That mechanism according to Ruben is Viva Topics, the newly launched Microsoft product (part of the project previously known as Project Cortex). Viva Topics is one of the four modules of the newly launched Microsoft Viva, the employee experience platform built on Microsoft 365 that harnesses human ingenuity across the hybrid world of work that we find ourselves in as a result of COVID-19.
The product has been designed to digitally reimagine knowledge sharing and learning, using AI to automatically organise companywide content and expertise into categories, products, processes or customers. Topic cards are automatically surfaced as people work in apps like Office, SharePoint and Teams, in a way that ensures human ingenuity is harnessed.

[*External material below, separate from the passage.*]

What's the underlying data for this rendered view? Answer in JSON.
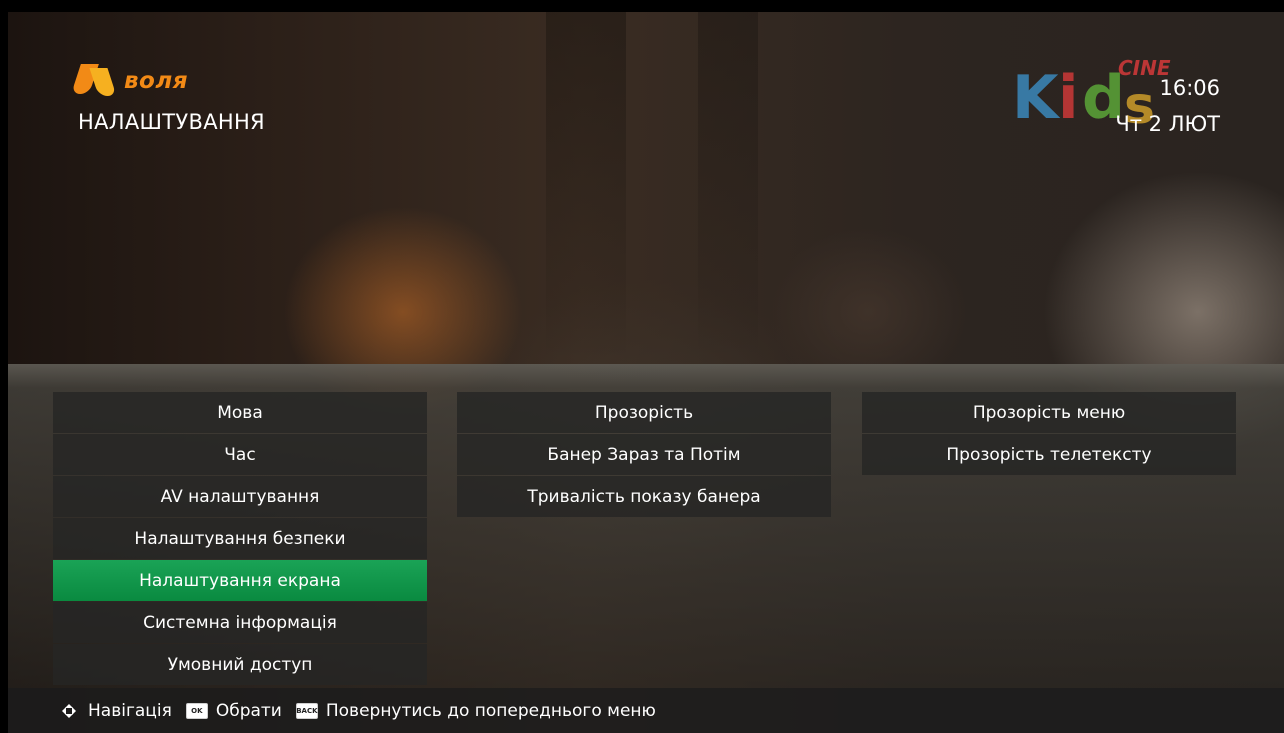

Ruben says: “If you compare the situation mentioned earlier with a solution where you receive an email with an acronym in it, you hover over the acronym, and there’s a topic card that displays the information to you immediately, the process is much more effective. Then, if you need more understanding, you can reach out to the identified experts, rather than going around the houses and asking five, six or seven people, interrupting their workflow.”
Ruben, who worked closely with Microsoft as its SharePoint Syntex and Viva Topics products developed, as well as with an Agilisys local authority partner on a private preview, says this latest product has the potential to deliver substantial cost savings as well as driving productivity gains. In fact, using this work, which helped Agilisys become one of just 17 global partners to be awarded launch partner status for Microsoft’s transformative enterprise content and knowledge product, he has calculated estimated savings for a typical UK local authority with around 3,000 employees:
“While these savings don’t include implementation and licensing costs (approximately £136,800 per annum for an authority with 3,000 employees) the savings are significant. Even if we are conservative a local authority could achieve £800,000 in savings per year,” explains Ruben.
“This is all the more important given local government is facing increasing service demands whilst suffering from prolonged real-terms budget cuts to the tune of 28% since 2011. This is a key driver for efficiencies and the need to achieve more with less resources.”
Ruben concludes: “The good news, however, is that alongside the SharePoint Syntex product launched last October, we now have an exciting opportunity to realise the true promise of knowledge. This will empower people, fuel innovation and accelerate learning, while all the time delivering strong return on investment.
“Given the current situation and the fallout from the COVID crisis, this is a very welcome opportunity.”
Discover how Microsoft Viva Topics will help your organisation?
To help you find out how Viva Topics can drive efficiencies, cost savings and smarter ways of working for your organisation, Agilisys offers a Readiness Assessment. Designed specifically for the public sector, these sessions establish how your organisation can benefit from both Viva Topics and its partner app SharePoint Syntex, highlight specific use cases and provide a roadmap detailing how to extract maximum potential from the products. To find out more, get in touch.